Name: Whispering Hills VM114 (more below)
Brand: Ralph Lauren
There's a shade of green I've hated since infancy that I now call "church basement green," and which was also the color of the basement floor in the suburban rambler I was raised in. But I'm an adult now and love to travel, so imagine my surprise at discovering how pervasively this color is used in French boiserie. It's called celadon, or sea foam, and you see it all over France...
The Boucher Room and the Frick here in New York has as its base color this same green. Francois Boucher created the painting cycle "The Arts and Sciences" that adorn its walls for Madame de Pompadour ca. 1760, which places its decor in the Louis XV/Rococo period. Compared to the heavy Baroque style of Louis XIV, Rococo interiors were much softer, more feminine and sensual. Mrs. Frick originally had these panels installed in her second floor sitting room, but now you may see them downstairs next to the dining room and the Fragonard Room, both appointed styles.

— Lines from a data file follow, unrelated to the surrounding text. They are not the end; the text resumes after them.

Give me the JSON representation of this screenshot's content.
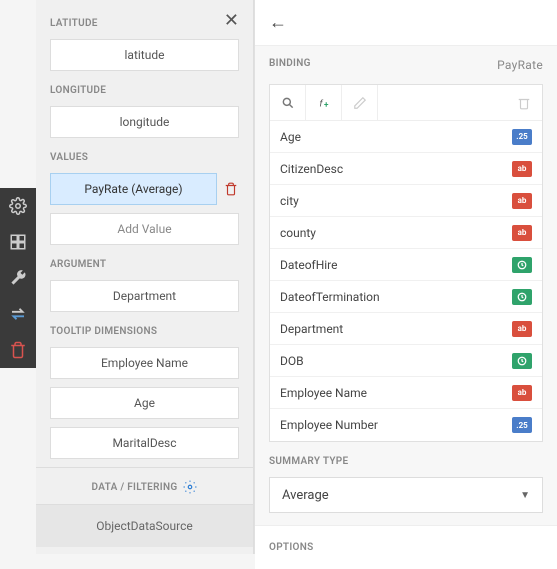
{
  "toolbar": {
    "items": [
      "gear",
      "layout",
      "wrench",
      "swap",
      "trash"
    ]
  },
  "panel": {
    "sections": {
      "latitude": {
        "header": "LATITUDE",
        "value": "latitude"
      },
      "longitude": {
        "header": "LONGITUDE",
        "value": "longitude"
      },
      "values": {
        "header": "VALUES",
        "selected": "PayRate (Average)",
        "add_label": "Add Value"
      },
      "argument": {
        "header": "ARGUMENT",
        "value": "Department"
      },
      "tooltip": {
        "header": "TOOLTIP DIMENSIONS",
        "items": [
          "Employee Name",
          "Age",
          "MaritalDesc"
        ]
      }
    },
    "footer": "DATA / FILTERING",
    "datasource": "ObjectDataSource"
  },
  "binding": {
    "header": "BINDING",
    "bound_to": "PayRate",
    "fields": [
      {
        "name": "Age",
        "type": "num"
      },
      {
        "name": "CitizenDesc",
        "type": "txt"
      },
      {
        "name": "city",
        "type": "txt"
      },
      {
        "name": "county",
        "type": "txt"
      },
      {
        "name": "DateofHire",
        "type": "date"
      },
      {
        "name": "DateofTermination",
        "type": "date"
      },
      {
        "name": "Department",
        "type": "txt"
      },
      {
        "name": "DOB",
        "type": "date"
      },
      {
        "name": "Employee Name",
        "type": "txt"
      },
      {
        "name": "Employee Number",
        "type": "num"
      }
    ],
    "summary_header": "SUMMARY TYPE",
    "summary_value": "Average",
    "options_header": "OPTIONS"
  }
}
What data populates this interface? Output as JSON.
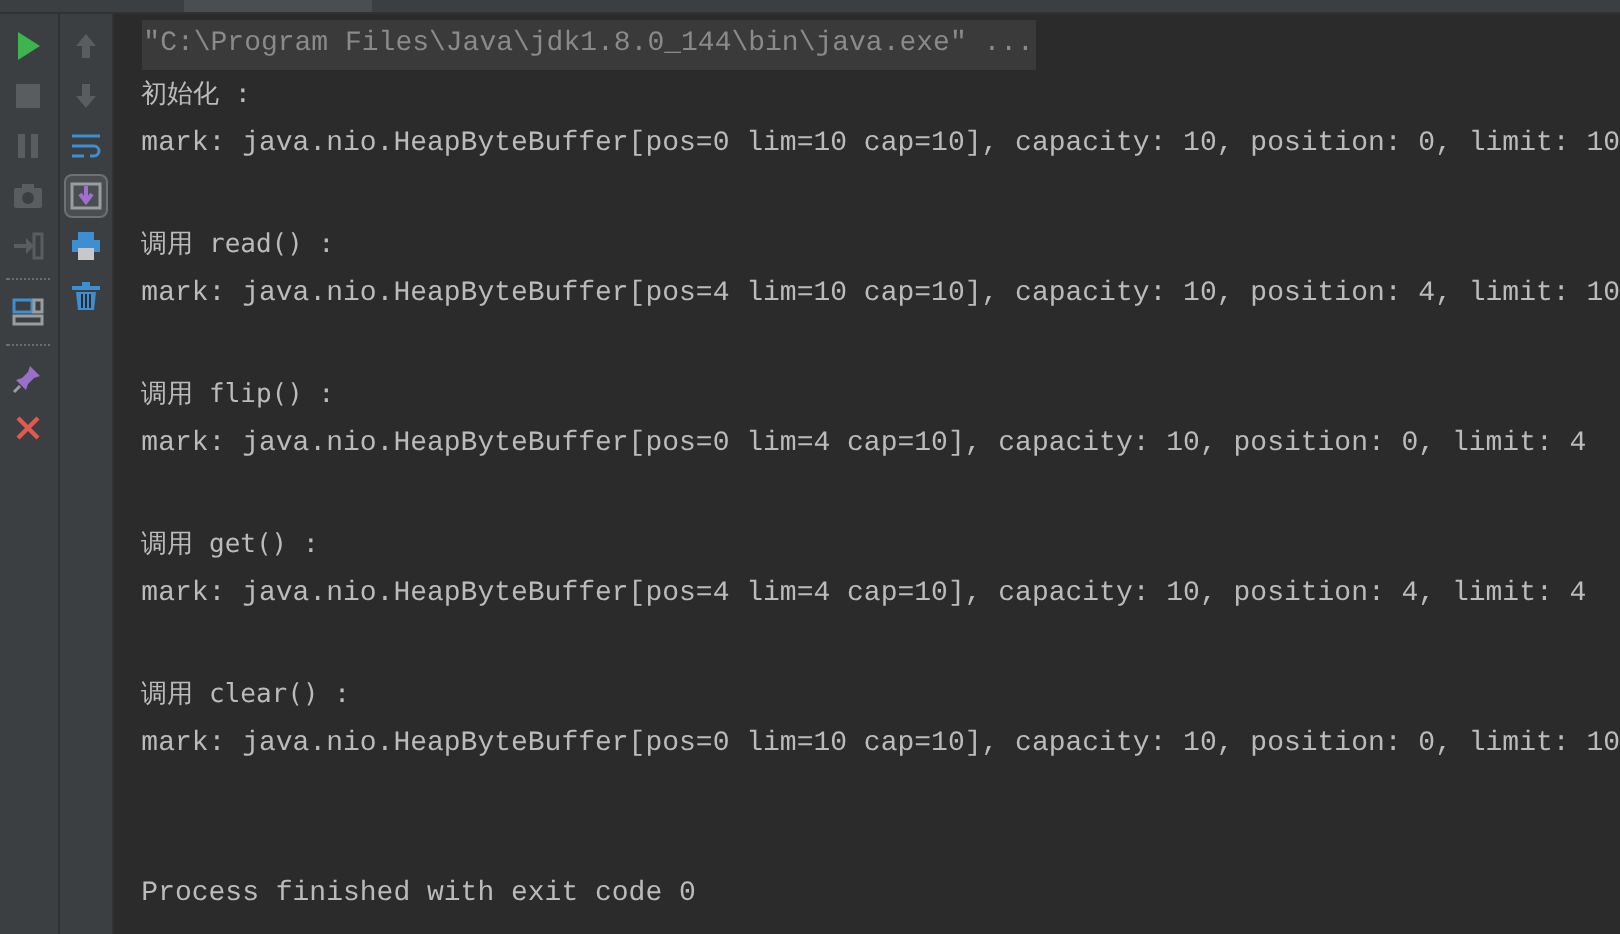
{
  "console": {
    "command": "\"C:\\Program Files\\Java\\jdk1.8.0_144\\bin\\java.exe\" ...",
    "sections": [
      {
        "heading": "初始化 :",
        "output": "mark: java.nio.HeapByteBuffer[pos=0 lim=10 cap=10], capacity: 10, position: 0, limit: 10"
      },
      {
        "heading": "调用 read() :",
        "output": "mark: java.nio.HeapByteBuffer[pos=4 lim=10 cap=10], capacity: 10, position: 4, limit: 10"
      },
      {
        "heading": "调用 flip() :",
        "output": "mark: java.nio.HeapByteBuffer[pos=0 lim=4 cap=10], capacity: 10, position: 0, limit: 4"
      },
      {
        "heading": "调用 get() :",
        "output": "mark: java.nio.HeapByteBuffer[pos=4 lim=4 cap=10], capacity: 10, position: 4, limit: 4"
      },
      {
        "heading": "调用 clear() :",
        "output": "mark: java.nio.HeapByteBuffer[pos=0 lim=10 cap=10], capacity: 10, position: 0, limit: 10"
      }
    ],
    "exit_message": "Process finished with exit code 0"
  }
}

I've always thought sea foam green was dirty and depressing, but lately have seen it through different eyes, especially in this example. Here the wall color has a slightly reserved quality, which stands in contrast to the whimsical narrative of "les enfants de Boucher"-children playing adult rolls of Comedy and Tragedy, &c. There's a pale sage color that I'm often called upon to use, which leaves me feeling listless. The color of the palette used in the decor of the Boucher Room is much fuller and livelier than that-it's rich, graceful and serene.
Possible color matches: Ralph Lauren Whispering Hills VM114, In The Meadow VM109, Emperor VM126, Carson Blue TH69.
- Mark Chamberlain, interior and decorative painter